Note that for a finite group, no proper subgroup can be conjugate-dense. More generally, in any group, no proper subgroup of finite index can be conjugate-dense. Further information: Union of all conjugates is proper
Most of the strategies discussed here work not just for subgroups, but for arbitrary subsets. In other words, given a group and a subset , these strategies help prove that every element of is conjugate to some element of . While the most special case is that where is a subgroup of , other cases of interest arise, for example, when is a union of a few well-chosen subgroups.
The general strategy
Suppose is a group and is a subgroup (or more generally, subset) of . Then, acts on itself by conjugation. We want to show that every element of is in the orbit of some element of . Equivalently, we want to show that starting with any element , we can find an element such that .
The step-by-step approach

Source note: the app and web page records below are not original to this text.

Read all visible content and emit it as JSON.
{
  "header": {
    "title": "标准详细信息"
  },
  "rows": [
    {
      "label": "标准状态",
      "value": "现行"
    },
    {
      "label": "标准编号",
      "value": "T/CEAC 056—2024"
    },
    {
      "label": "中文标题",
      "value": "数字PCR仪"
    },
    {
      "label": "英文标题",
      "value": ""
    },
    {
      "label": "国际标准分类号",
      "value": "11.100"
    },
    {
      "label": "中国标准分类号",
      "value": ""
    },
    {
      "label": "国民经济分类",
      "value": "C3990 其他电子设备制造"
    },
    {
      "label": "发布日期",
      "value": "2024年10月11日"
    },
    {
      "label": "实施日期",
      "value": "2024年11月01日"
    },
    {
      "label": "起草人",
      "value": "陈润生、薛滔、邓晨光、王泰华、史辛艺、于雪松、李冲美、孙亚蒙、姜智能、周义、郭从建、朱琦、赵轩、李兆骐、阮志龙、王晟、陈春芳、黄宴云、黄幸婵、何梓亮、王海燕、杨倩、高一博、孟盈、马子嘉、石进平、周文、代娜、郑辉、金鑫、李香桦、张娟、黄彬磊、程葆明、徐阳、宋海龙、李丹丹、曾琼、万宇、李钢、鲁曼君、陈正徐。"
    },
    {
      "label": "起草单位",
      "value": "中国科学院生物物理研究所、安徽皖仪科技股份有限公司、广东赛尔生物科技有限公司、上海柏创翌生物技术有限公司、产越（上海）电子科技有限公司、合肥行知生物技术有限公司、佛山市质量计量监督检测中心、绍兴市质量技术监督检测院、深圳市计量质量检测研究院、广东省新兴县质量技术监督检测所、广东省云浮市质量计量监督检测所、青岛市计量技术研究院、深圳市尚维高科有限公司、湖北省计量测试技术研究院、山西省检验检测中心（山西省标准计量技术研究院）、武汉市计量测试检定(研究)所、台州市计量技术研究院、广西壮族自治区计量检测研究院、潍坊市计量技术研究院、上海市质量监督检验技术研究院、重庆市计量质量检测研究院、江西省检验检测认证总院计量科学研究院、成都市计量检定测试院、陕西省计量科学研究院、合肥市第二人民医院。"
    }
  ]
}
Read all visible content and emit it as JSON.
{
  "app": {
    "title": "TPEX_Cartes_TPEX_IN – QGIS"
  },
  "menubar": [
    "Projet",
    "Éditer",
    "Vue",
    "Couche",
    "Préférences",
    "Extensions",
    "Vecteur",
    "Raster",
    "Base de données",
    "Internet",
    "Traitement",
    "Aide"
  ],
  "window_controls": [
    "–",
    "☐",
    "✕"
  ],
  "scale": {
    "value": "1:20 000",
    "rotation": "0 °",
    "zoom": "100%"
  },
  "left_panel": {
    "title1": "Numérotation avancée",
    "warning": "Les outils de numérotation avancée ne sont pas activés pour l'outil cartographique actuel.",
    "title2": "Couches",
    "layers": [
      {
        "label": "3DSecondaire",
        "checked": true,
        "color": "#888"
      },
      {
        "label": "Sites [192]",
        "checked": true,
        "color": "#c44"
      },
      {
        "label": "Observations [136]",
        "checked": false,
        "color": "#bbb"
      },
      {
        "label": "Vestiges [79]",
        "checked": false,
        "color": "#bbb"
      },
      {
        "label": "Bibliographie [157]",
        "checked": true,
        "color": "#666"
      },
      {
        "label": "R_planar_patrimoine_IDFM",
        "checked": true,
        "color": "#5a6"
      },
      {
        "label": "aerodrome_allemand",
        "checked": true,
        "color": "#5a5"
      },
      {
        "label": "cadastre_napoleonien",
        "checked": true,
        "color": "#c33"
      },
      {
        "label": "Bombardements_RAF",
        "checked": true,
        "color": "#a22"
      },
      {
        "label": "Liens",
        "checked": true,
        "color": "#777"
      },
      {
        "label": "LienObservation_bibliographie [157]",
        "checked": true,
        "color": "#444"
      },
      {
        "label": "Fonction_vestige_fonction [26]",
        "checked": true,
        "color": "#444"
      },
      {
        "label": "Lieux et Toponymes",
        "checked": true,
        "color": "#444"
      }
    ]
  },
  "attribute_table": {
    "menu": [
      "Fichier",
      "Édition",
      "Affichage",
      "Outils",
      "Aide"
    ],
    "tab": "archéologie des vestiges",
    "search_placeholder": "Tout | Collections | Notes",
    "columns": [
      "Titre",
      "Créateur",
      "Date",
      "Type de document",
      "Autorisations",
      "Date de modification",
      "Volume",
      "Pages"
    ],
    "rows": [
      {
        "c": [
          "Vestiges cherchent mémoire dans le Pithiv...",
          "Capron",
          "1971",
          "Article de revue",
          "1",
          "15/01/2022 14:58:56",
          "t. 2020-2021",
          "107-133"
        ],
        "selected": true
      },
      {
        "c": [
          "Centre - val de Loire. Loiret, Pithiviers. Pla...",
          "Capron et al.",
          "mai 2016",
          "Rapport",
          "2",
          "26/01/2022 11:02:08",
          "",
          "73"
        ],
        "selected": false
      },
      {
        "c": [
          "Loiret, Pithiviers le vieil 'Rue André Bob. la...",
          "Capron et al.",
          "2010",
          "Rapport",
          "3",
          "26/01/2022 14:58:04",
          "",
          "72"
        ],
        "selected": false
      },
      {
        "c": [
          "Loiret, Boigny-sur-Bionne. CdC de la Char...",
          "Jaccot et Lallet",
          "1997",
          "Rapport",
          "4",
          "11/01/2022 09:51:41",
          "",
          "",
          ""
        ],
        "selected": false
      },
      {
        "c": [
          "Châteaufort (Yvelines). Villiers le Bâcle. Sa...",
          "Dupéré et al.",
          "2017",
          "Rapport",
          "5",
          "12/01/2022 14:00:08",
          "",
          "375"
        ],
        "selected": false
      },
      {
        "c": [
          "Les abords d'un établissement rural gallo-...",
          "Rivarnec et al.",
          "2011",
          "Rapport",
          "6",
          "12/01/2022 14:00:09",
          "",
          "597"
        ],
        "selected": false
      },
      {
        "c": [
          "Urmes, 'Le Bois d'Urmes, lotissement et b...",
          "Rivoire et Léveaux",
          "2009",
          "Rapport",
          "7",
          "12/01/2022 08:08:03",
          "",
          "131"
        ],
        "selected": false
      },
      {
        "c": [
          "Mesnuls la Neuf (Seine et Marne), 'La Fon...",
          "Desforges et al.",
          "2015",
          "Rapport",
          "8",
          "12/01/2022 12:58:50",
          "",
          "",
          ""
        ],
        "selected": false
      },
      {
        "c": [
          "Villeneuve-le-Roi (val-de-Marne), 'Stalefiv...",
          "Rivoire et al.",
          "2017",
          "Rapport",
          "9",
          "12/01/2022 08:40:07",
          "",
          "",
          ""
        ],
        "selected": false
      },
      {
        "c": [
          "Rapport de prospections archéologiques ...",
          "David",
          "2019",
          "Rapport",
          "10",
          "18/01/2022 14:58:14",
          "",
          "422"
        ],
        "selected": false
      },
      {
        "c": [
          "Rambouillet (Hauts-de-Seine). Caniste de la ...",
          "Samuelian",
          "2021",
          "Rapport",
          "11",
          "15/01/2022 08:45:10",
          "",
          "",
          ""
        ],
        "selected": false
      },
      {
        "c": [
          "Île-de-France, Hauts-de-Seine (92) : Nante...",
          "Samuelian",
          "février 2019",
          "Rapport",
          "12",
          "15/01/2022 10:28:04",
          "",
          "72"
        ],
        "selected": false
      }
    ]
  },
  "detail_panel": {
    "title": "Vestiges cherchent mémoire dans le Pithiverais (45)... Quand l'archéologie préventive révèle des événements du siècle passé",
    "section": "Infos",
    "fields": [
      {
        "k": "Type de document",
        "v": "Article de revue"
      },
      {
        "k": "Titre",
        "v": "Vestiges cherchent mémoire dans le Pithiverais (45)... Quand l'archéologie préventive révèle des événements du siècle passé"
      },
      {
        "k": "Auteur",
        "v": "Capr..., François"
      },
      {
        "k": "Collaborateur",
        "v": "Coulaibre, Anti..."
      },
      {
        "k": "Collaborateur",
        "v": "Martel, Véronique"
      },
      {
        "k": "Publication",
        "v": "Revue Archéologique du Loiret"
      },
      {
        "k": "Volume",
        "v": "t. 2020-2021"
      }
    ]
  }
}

In this approach, we think of the elements of as extreme elements, and create a gradation in the elements of . Next, we show that, starting with any arbitrary element ,